Focusing on improving and enhancing the lives of people with vision loss. We thank you for every dollar donated.
PARTIAL VISION FOR THE BLIND
The Food and Drug Administration on Thursday approved the first treatment to give limited vision to people who are blind, involving a technology called the artificial retina.
The device allows people with a certain type of blindness to detect crosswalks on the street, the presence of people or cars, and sometimes even large numbers or letters. The approval of the system marks a milestone in a new frontier in vision research, a field in which scientists are making strides with gene therapy, optogenetics, stem cells and other strategies.
“This is just the beginning,” said Grace Shen, a director of the retinal diseases program at the National Eye Institute, which helped finance the artificial retina research and is supporting many other blindness therapy projects. “We have a lot of exciting things sitting in the wings.”

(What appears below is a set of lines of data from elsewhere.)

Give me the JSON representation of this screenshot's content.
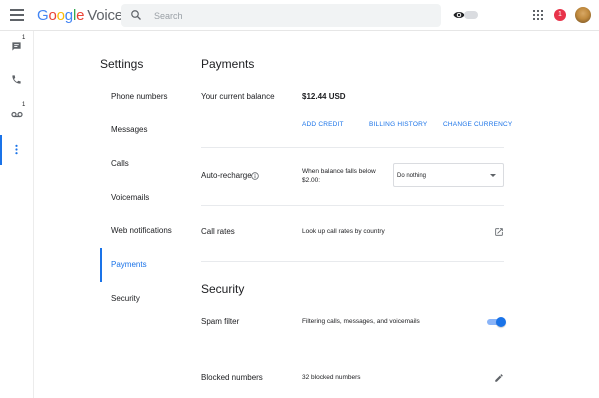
{
  "app": {
    "logo_letters": [
      "G",
      "o",
      "o",
      "g",
      "l",
      "e"
    ],
    "product": "Voice"
  },
  "search": {
    "placeholder": "Search"
  },
  "header": {
    "notification_count": "1"
  },
  "rail": {
    "messages_count": "1",
    "voicemail_count": "1"
  },
  "settings": {
    "title": "Settings",
    "nav": [
      "Phone numbers",
      "Messages",
      "Calls",
      "Voicemails",
      "Web notifications",
      "Payments",
      "Security"
    ],
    "active": "Payments"
  },
  "payments": {
    "title": "Payments",
    "balance_label": "Your current balance",
    "balance_value": "$12.44 USD",
    "links": {
      "add_credit": "ADD CREDIT",
      "billing_history": "BILLING HISTORY",
      "change_currency": "CHANGE CURRENCY"
    },
    "auto_recharge": {
      "label": "Auto-recharge",
      "description": "When balance falls below $2.00:",
      "selected": "Do nothing"
    },
    "call_rates": {
      "label": "Call rates",
      "description": "Look up call rates by country"
    }
  },
  "security": {
    "title": "Security",
    "spam_filter": {
      "label": "Spam filter",
      "description": "Filtering calls, messages, and voicemails",
      "enabled": true
    },
    "blocked": {
      "label": "Blocked numbers",
      "description": "32 blocked numbers"
    }
  },
  "colors": {
    "accent": "#1a73e8",
    "badge": "#e8334a"
  },
  "icons": [
    "menu-icon",
    "search-icon",
    "eye-icon",
    "apps-icon",
    "messages-icon",
    "calls-icon",
    "voicemail-icon",
    "more-icon",
    "info-icon",
    "open-in-new-icon",
    "edit-icon"
  ]
}
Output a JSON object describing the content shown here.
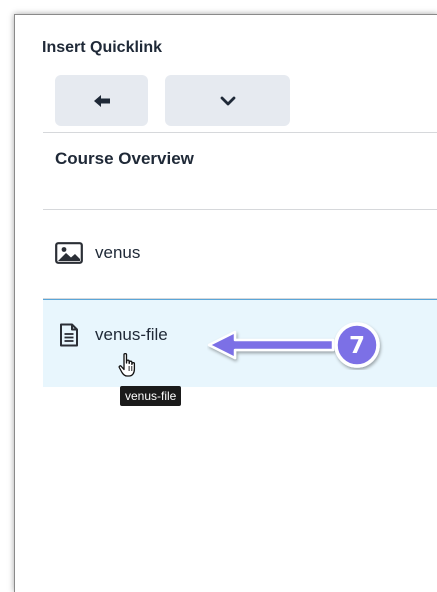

The artificial retina is a sheet of electrodes implanted in the eye. The patient is also given glasses with an attached camera and a portable video processor. This system, called Argus II, allows visual signals to bypass the damaged portion of the retina and be transmitted to the brain.